Mayweather has been charged or convicted of domestic violence five times over the past 14 years. He has pleaded guilty three times and served two months of a 90-day sentence in 2012.
The transcendent nature of Saturday night's fight has put Mayweather's checkered past under scrutiny from the mainstream media that had ignored that background before.
Swanson doesn't defend Mayweather. Like an attorney, she views her job as necessary for her client.
"In our business or any business," Sternburg said, "you're entitled to representation, whether it's crisis management or public relations. Sometimes in this business your clients have issues, but Kelly always rises above it."
Mayweather is the world's most prominent boxer, and he has massive media obligations.
"Our relationship is exactly that: He's a fighter, and I'm a publicist," Swanson said. "I manage his press relations. "All the other stuff he does outside of boxing, I don't even see him between fights. I just mind my business and do my job. That's how we've stayed together 10 years."

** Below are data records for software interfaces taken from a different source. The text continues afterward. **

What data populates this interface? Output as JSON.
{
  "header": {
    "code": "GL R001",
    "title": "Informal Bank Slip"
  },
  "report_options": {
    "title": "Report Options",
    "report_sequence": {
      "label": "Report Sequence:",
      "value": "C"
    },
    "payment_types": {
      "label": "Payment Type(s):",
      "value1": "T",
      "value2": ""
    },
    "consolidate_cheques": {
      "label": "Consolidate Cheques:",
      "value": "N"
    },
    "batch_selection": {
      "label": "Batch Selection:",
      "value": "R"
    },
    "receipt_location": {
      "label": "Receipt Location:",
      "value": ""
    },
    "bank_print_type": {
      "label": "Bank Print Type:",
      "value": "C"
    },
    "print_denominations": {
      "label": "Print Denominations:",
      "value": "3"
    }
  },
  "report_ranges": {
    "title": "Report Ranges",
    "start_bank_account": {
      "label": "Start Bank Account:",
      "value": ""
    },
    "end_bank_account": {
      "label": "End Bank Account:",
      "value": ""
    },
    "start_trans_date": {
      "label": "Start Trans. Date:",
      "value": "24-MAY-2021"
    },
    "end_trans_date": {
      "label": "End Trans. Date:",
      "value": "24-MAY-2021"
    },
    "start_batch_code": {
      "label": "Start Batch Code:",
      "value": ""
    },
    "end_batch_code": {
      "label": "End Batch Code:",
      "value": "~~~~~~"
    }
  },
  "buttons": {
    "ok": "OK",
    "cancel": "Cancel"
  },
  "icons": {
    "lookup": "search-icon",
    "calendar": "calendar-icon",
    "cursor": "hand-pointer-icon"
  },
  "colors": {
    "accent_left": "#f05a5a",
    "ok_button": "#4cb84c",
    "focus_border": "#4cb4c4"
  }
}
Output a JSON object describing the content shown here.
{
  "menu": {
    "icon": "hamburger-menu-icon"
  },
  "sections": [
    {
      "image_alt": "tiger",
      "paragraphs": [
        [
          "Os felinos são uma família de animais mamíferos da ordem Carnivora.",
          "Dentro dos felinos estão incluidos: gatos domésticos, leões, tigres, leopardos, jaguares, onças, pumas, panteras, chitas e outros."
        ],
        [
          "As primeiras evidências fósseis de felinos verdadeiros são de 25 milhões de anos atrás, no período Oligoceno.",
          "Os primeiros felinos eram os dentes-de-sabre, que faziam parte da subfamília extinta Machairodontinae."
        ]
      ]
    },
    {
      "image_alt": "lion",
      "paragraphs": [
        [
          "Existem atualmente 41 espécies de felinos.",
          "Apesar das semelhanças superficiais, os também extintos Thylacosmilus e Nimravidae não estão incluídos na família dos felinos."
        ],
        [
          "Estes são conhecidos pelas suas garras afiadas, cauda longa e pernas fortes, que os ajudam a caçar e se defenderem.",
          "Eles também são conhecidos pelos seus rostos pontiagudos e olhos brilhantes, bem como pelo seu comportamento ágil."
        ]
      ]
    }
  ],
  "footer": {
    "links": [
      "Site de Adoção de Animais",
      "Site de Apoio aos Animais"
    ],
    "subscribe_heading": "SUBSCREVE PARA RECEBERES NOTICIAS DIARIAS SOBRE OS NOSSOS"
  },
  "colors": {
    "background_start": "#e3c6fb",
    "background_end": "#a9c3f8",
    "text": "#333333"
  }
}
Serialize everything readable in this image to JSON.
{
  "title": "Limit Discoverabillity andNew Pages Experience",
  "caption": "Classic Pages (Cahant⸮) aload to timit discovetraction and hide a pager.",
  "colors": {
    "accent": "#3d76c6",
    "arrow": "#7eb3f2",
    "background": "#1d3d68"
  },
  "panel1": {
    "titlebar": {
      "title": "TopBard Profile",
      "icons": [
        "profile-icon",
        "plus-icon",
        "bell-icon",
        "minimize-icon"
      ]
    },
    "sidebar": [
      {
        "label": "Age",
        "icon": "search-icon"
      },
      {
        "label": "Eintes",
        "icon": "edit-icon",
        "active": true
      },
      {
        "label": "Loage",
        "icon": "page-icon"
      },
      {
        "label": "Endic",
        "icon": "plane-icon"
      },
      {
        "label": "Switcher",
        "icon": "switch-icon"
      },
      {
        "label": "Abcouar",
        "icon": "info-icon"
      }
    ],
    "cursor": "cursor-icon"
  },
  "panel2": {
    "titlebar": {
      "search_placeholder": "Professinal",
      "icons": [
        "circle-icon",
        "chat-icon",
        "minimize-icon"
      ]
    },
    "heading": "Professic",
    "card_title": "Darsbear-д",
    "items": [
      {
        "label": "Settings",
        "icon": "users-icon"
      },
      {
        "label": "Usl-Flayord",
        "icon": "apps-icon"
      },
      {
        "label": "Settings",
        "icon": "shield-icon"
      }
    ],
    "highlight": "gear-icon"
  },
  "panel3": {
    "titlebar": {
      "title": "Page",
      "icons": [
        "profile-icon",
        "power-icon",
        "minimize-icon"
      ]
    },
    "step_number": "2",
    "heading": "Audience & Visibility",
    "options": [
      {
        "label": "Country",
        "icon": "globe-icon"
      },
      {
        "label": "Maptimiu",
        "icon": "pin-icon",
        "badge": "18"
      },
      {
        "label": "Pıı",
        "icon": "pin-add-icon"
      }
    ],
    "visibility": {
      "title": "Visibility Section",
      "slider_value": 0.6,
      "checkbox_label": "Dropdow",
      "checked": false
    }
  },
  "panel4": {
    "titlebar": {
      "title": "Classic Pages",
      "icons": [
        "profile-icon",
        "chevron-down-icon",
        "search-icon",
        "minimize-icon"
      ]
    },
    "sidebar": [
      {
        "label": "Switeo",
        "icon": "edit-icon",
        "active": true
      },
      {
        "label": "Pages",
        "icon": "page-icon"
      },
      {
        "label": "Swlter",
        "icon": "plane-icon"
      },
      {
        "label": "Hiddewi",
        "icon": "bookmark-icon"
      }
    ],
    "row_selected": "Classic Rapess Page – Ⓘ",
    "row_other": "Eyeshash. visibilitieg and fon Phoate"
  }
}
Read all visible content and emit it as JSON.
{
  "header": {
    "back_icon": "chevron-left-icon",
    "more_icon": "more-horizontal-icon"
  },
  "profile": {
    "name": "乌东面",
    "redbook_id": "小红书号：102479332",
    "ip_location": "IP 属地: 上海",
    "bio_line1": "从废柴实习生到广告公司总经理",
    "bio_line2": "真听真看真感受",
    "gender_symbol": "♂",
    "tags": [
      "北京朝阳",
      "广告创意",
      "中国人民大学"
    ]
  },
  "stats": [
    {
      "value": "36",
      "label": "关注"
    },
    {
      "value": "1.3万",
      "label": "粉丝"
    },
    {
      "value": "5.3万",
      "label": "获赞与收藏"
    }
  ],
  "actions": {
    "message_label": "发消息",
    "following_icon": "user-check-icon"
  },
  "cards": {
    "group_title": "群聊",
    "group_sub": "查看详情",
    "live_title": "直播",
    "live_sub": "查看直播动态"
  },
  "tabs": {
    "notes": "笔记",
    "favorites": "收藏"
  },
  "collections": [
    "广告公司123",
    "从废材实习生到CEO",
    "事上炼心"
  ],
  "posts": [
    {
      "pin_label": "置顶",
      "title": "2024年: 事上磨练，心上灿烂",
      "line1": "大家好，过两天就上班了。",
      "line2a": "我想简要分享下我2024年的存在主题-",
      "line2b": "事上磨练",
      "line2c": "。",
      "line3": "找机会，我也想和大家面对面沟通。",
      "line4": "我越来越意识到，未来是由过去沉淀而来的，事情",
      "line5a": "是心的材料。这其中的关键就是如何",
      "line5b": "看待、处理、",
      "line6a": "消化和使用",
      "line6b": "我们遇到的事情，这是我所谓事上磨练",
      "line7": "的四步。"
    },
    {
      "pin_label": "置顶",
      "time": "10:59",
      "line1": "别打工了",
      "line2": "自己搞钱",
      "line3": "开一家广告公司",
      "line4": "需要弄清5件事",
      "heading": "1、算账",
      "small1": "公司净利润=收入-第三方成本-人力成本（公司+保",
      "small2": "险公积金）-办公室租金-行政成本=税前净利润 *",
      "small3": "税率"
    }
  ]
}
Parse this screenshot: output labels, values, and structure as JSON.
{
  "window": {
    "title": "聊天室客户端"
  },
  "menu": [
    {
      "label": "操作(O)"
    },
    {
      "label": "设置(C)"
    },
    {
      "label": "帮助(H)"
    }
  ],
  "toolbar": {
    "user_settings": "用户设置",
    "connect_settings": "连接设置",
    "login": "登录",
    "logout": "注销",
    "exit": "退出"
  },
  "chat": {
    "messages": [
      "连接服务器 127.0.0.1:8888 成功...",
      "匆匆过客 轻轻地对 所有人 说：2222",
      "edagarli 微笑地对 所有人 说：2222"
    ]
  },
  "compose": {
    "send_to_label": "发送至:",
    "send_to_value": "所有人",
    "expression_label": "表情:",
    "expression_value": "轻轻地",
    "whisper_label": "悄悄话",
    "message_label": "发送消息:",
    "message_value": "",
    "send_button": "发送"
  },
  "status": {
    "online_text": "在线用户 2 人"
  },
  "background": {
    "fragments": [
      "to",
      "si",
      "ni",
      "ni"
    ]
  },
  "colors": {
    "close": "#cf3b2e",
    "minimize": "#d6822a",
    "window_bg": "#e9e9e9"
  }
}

Swanson controls Mayweather's interaction only to a point. Once the cameras are recording and the microphones are out, Swanson won't dictate which questions a reporter can ask. And Mayweather will say whatever he wants.
Without naming names, Swanson recounted what she called "an unfortunate situation," when CNN host Rachel Nichols pursued an aggressive line of questioning about Mayweather's domestic-violence accusations.